Two days later after packing her out a couple miles, we were in a new spot, which was just off the road, but looked like it had potential. Steve hiked in up a steep slope that he thought had some good glassing potential especially in sparsely-treed, typically overlooked north facing slopes. Steve though it looked good so we grabbed our gear then and headed up and up, and up again to the top. I had the Swarovski LRF out, basically playing and checking range of opposing ridges when I spotted a couple of does across a valley in another north facing snow-covered slope at a lasered 597 yards. The ACI was level so we didn’t have to worry about angles. Steve decided to take the lower animal, and got set up for the shot again. I was checking the wind, and range, plugged it into Exbal, and it gave Steve the adjustments in MOA. Steve was using my 7mm Dakota XP as he had hurt his back several months ago, and couldn't carry all of his gear. Steve also decided to use Holland’s ART reticle instead of dialing. Steve pulled a classic mistake that all of us do from time to time; he applied the windage the wrong way with the reticle.
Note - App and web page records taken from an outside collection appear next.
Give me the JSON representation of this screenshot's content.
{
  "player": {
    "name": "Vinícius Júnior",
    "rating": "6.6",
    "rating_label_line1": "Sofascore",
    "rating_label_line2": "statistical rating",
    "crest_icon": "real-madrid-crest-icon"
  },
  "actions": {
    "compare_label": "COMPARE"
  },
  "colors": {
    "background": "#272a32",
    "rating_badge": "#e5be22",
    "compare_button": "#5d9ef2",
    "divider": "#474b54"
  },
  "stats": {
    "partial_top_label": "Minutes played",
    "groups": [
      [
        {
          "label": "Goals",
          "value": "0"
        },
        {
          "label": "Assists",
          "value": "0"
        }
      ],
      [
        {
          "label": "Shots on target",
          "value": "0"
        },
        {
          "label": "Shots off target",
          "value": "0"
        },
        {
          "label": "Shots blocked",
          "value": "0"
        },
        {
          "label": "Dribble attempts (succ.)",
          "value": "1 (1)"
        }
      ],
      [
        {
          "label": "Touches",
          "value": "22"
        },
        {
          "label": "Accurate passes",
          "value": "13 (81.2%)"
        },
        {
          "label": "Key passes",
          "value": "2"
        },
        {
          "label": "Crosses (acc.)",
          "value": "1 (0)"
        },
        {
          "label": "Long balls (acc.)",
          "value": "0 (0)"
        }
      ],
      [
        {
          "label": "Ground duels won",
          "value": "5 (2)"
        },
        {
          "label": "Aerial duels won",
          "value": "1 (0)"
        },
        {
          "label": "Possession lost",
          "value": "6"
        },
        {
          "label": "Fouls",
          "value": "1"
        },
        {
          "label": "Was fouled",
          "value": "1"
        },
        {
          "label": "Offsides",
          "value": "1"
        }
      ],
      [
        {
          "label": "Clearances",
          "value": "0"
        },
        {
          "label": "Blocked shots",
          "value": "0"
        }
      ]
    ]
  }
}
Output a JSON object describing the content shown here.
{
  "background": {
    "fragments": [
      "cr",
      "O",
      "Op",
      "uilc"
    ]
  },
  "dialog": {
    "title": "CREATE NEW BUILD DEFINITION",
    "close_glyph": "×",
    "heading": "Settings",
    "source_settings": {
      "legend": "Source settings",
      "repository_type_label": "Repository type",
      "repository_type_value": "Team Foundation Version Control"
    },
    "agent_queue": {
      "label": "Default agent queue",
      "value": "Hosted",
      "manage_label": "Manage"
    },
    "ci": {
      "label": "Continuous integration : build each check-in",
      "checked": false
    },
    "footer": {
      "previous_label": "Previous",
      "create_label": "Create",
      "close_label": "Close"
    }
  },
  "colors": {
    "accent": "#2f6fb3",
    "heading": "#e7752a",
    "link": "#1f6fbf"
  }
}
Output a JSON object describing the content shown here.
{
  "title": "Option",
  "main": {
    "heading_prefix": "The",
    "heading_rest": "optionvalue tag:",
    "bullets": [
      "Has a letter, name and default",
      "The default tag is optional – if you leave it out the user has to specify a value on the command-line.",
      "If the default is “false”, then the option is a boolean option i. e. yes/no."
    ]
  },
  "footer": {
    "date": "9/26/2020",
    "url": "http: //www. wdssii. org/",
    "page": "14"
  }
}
At the shot the doe jumped forward and Steve realized what he had done and corrected it and made his second shot and nailed her just an inch or so too far back. But she slid down hurting badly giving Steve a back shot, as she was now facing up and down the steep slope. Steve fired again and the bullet passed thru her just to the left of the backbone, and exited out her side. She dropped and rolled down the slope about 10 yards or so dead. When we finally got to her turns out "she" was actually a yearling buck with no antlers-- OK, of course with an "antlerless" permit. This was a small yearling deer which makes it even a smaller target. We had a great time and then we headed back to Pueblo to attempt some LR coyotes with “Puff.”